This is an archived article that was published on sltrib.com in 2007, and information in the article may be outdated. It is provided only for personal research purposes and may not be reprinted.
The spat between Utah Symphony & Opera and subscribers over Abravanel Hall's third-tier seating refuses to die.
A week after the orchestra aborted an unpopular plan to close Abravanel Hall's third and highest tier, the arts organization doubled ticket prices for third-tier seats, angering some subscribers who feel they're being pressured to move to cheaper seats on the hall's floor.
"I don't like the way they're bullying us. It's not fair," said subscriber Doris Holladay Johnson of Salt Lake City, who plans to not renew her six-concert ticket package for the 2007-08 season. "It's our favorite place to sit, and now it's going to cost us double. I'm just very disappointed with the way they've treated us."
"My feelings are hurt," agreed subscriber Camille Gambles of Salt Lake City, who also won't renew. "I'm a schoolteacher, so I can't really afford expensive seats. I feel like I'm being picked on. So I've decided I'm not going to support the symphony anymore."
In a March 21 letter to subscribers, the orchestra announced third-tier tickets for the upcoming season will be $144 for six classical concerts, $288 for 12 concerts and $408 for 18 concerts, roughly twice the current prices of $72, $144 and $216. The price for a single seat in the third tier will go from $12 to $30.

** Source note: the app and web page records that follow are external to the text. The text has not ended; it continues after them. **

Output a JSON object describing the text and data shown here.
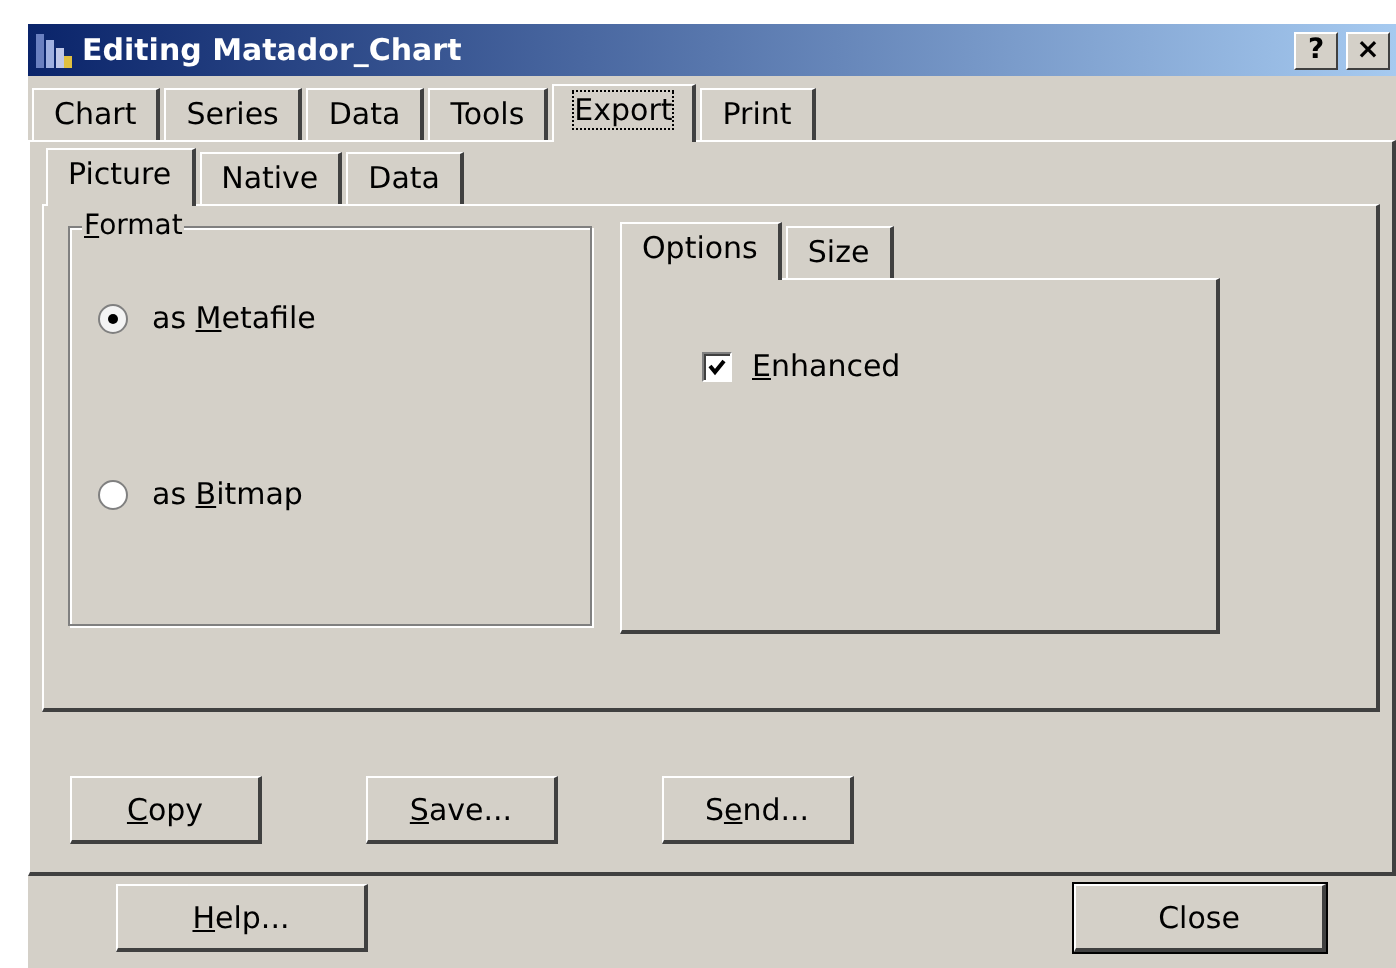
{
  "window": {
    "title": "Editing Matador_Chart",
    "title_buttons": [
      "?",
      "×"
    ]
  },
  "tabs": [
    {
      "label": "Chart",
      "selected": false
    },
    {
      "label": "Series",
      "selected": false
    },
    {
      "label": "Data",
      "selected": false
    },
    {
      "label": "Tools",
      "selected": false
    },
    {
      "label": "Export",
      "selected": true
    },
    {
      "label": "Print",
      "selected": false
    }
  ],
  "sub_tabs": [
    {
      "label": "Picture",
      "selected": true
    },
    {
      "label": "Native",
      "selected": false
    },
    {
      "label": "Data",
      "selected": false
    }
  ],
  "format_group": {
    "title": {
      "key": "F",
      "after": "ormat"
    },
    "options": [
      {
        "label": {
          "before": "as ",
          "key": "M",
          "after": "etafile"
        },
        "selected": true
      },
      {
        "label": {
          "before": "as ",
          "key": "B",
          "after": "itmap"
        },
        "selected": false
      }
    ]
  },
  "options_tabs": [
    {
      "label": "Options",
      "selected": true
    },
    {
      "label": "Size",
      "selected": false
    }
  ],
  "enhanced": {
    "label": {
      "key": "E",
      "after": "nhanced"
    },
    "checked": true
  },
  "action_buttons": [
    {
      "label": {
        "key": "C",
        "after": "opy"
      }
    },
    {
      "label": {
        "key": "S",
        "after": "ave..."
      }
    },
    {
      "label": {
        "before": "S",
        "key": "e",
        "after": "nd..."
      }
    }
  ],
  "footer_buttons": [
    {
      "label": {
        "key": "H",
        "after": "elp..."
      },
      "default": false
    },
    {
      "label": {
        "before": "Close"
      },
      "default": true
    }
  ]
}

The orchestra also is raising prices in some other sections of Abravanel Hall, but not as sharply.
Marketing director Sean Toomey said the price hike is needed because the third-tier seats are undervalued. Although the orchestra's operating costs are going up, prices for third-tier seats had not increased for at least five years, he said.
Toomey described most third-tier subscribers as veteran concertgoers who prefer the balcony's isolation, bird's-eye views, higher temperatures and easy access to seats. But the third tier's $12 ticket price often attracted newcomers who didn't like those features or the top tier's unusual seating pattern, in which some seats are laid out behind one another instead of side by side.
"The third tier is the only section we get complaints about," Toomey said. "If we left it at $12, we would continue to get people who were unhappy."
Toomey said the price hike is part of US&O's effort to "rescale" Abravanel Hall by pricing sections more according to demand. The orchestra also is lowering ticket prices in some sections of the floor, and third-tier patrons who don't want to pay the higher prices can now find seats on the floor for $12, he said.
"This will give people lots of options," he said. "I think our prices are quite accessible. I challenge you to find any other orchestra where you can get an eighth-row, left-of-center seat . . . for $12. It's a giveaway."
Subscriber Karen Perkins of Holladay said she is happy to pay the higher prices to retain her beloved third-tier seat. The orchestra tried to close the third tier as part of an effort to relocate patrons closer to the stage and make the hall appear more full, but reversed course after a petition drive protesting the move attracted 118 signatures. Toomey on Thursday called the attempt to close the third tier "a mistake."
One patron, Lynne Finney of Park City, believes the orchestra doubled ticket prices to punish third-tier regulars who complained. After she called the decision to close the third tier "extremely stupid" in a March 10 Tribune article, Finney said Toomey called and berated her for complaining to the press.
"I care very much about the symphony. But that's outrageous," she said. "I've never heard of a corporate person calling up a customer and saying, 'You can't talk to the press.' "
Toomey says he spoke to Finney about the third-tier issue several times but denies criticizing her for her comments to the Tribune.
"I would never tell anyone that," he said. "I don't know what I've done to upset her. We're bending over backwards for people. But some people are a little irrational. I've gotten letters from people who equate our decision to close the third tier with the decision to go to war with Iraq."